Classic Colnago steel frame with gorgeous pantographed Campagnolo components
Sebastian Langeveld (Rabobank) leads Juan Antonio Flecha (Team Sky)
Dutchman approaches weekend without stress
Sebastian Langeveld left Orica-Greenedge for Garmin-Sharp this season to focus more on the Classics. "After the Spring campaign in 2013 we decided to part ways because Greenedge would focus less on the Classics. Garmin-Sharp is a team with huge quality when it comes to these races. We hope to be strong as a team," Langeveld told Wielerflits.
Langeveld won the Omloop Het Nieuwsblad in 2011 after beating Juan Antonio Flecha in a two-up sprint, although this year he feels less pressure for the traditional opening race of the Belgian season.
"I want to peak a bit later this year. That's the difference with 2011 when the Omloop was my primary goal," Langeveld said. "In my first race this season, in Dubai, I felt that my form is good but am not at 100 per cent yet. I want to use Paris-Nice to get to that point. I hope to be good in the other Classics. Therefore I'm going to the Omloop relatively stress-free."
It doesn't mean that Langeveld won't try for a good result if the opportunity arises. "I hope to be there in the final of the race. When there is a chance to win, I won't let it slip. I'll give it 200 per cent."
For Langeveld, Tom Boonen is the man to beat. "He's very motivated to go for a result after last year's crash [in the Tour of Flanders]. I hope to be among a group that sits just below Boonen in terms of favourites with riders like [Greg] Van Avermaet, [Jürgen] Roelandts and [Luca] Paolini. If I succeed in that, everything is possible."
Garmin-Sharp has a strong line-up for the Classics season with former Tour of Flanders winner Nick Nuyens and Paris-Roubaix winner Johan Vansummeren. The quality in the team is not a disadvantage, according to the 29-year old Dutch rider.
"We don't have one captain for a specific race. We'll try to ride strong collectively and end up with as many men as possible in the final to go for victory. The more aces we have to play in the final, the bigger the chances to win are."

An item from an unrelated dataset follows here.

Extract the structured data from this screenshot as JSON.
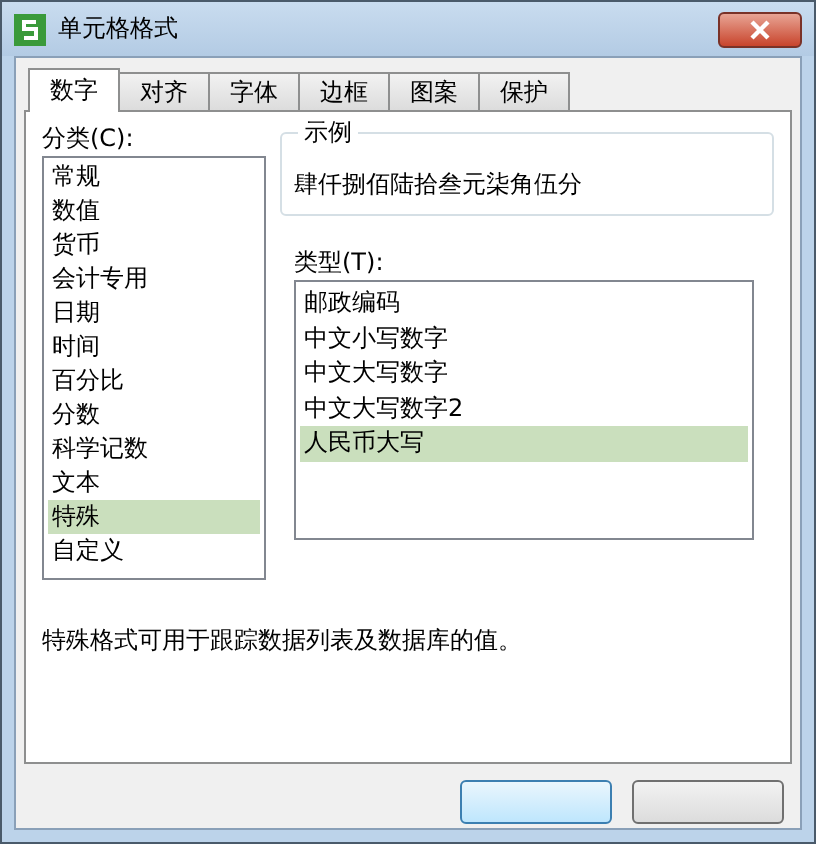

Langeveld had a crash with a spectator in the Tour of Flanders in 2012 which resulted in broken collarbone. It meant an end to his ambitions in 2012. In 2013 he returned to the Spring Classics with a consistent string of results, including fifth place at E3 Harelbeke, seventh in Paris-Roubaix and tenth in the Tour of Flanders.
"There are only five or six chances for a victory," Langeveld told Algemeen Dagblad. "The pro peloton consists of 200 riders with exceptional results in the youth ranks. Winning is not so evident as it seems. It gets more difficult every year because entire teams now have these races as targets while they prepare during the winter. And then you have guys like Fabian Cancellara, Tom Boonen and Peter Sagan."